The Cray Twins - In the Company of Architects [Fang Bomb - 2019]The Cray Twins, comprised of Paul Baran and Gordon Kennedy, is a deep listening and musique concrete outfit which uses a variety of sound sources from instruments to analog synthesizers and field recordings. In the Company of Architects is their second album, following 2016's The Pier.
My initial impression of the album and its titular thirty eight minute opening piece is of intense, deliberate slowness, a sensation like all of time has slowed, stretched, or blurred. Sparse, metallic bell tones leave seemingly infinite contrails which gradual congeal into others. Singing bowl-like resonances grow over several minutes to a consuming, insistent volume. The myriad sound sources emerge, vaguely identifiable at first, then dissolve into a shrouded abyss. A muffled operatic voice murmurs beneath the drones.
There are visionary moments within this murky melancholy, but I am left feeling that the rich tones recorded by these musicians have been squandered, buried in too much reverb, allowed to stagnate in a soupy, non-specific concoction in which the sounds' relation to each other or, indeed, the purpose of the entire piece, are vague at best. The liner notes list such curious instruments as 'microtonal saxophone' and 'modular synthesizer', but I fail to hear any evidence of such novel timbres in this typically 'dark ambient' drift.
I do very much enjoy the final ten minutes of the title piece, which take on great emotion with some melodic solidification in the form of an organ chord progression and wordless soprano vocals. It's something akin to an ambient post rock crescendo and has at first romantic, heartfelt tone, which resolves into a wide eyed mystic dissonance. I wish that this sense of direction had arrived sooner, as thirty minutes was too long to wait.

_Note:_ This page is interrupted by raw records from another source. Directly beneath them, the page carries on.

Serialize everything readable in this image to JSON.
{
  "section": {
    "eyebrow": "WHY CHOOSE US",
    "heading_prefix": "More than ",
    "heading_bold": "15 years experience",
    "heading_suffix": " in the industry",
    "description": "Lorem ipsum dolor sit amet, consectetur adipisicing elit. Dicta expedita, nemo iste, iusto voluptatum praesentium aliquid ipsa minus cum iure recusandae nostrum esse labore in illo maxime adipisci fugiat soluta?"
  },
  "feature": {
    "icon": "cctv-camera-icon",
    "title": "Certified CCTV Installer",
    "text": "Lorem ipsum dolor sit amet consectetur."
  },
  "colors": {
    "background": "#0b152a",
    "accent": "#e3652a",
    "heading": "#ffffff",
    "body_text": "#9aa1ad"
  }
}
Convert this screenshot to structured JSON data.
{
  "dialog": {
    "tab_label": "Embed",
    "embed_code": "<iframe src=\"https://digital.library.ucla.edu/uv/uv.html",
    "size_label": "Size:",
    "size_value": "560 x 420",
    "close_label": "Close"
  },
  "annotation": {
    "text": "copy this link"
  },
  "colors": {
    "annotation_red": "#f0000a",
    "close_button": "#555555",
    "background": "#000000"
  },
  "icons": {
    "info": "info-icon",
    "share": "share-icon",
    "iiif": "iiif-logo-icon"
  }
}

I very much like the bands self written bio, in which they describe capturing the natural world in their work, of making music from "bird's wings and human voices". In fact, I wish I heard more of the natural world in this album. Only very rarely did I perceive the sense of larger space that one gets from an outdoor field recording; the air, the wind, the birds. It was painfully absent from the glum, disconnected coldness of the initial half hour, which is 90% bells and resonant drones.
The other two pieces are much shorter at five and twelve minutes respectively. The shortest, "The Absence of Architects", is an easier listen than the sluggish first piece, with a rapid development of flutes and string pads, soft field recordings of taps and clinks, and a spoken monologue from a female voice. While the narration is monotonous and rather inexpressive, it is well utilized by the Twins, who weave the sounds into a glowing ethereal nocturnal poem. It is Coil-esque, though lacks John Balance's charisma.
The twelve minute closer "Anarchitects" is much closer to the longer first piece, an ambient drift again, with many of the same timbres present, such as the singing bowl-like resonant tones, and the soprano, though this time she is more distant. Narration appears in moments here as well, this time animated and Shakespearian. Drum machines appear in the latter half of the track, and the track becomes a shadowy stygian dub. This track contains enough variety and timbral richness to feel like a surreal, magically charged world of the id, and does not overstay its welcome. As such, it is only the first piece I find tedious.
There were some enjoyable timbres on this record, but the placement of the sluggish thirty eight minute opener was off-putting. Nodding out in a dissonant blankness of metallic drones, the composition of this track is loose and arbitrary, with little sense of movement. I greatly enjoyed both of the albums' latter pieces, however, which utilized a greater number of sounds in a shorter span of time, and allowed the timbres to express themselves without the mask of excessive reverb / processing. I'm not sure I can recommend this album, but there is certainly talent and creativity emanating from the Cray Twins, and I'd like to hear an album of shorter, more directed pieces.Josh Landry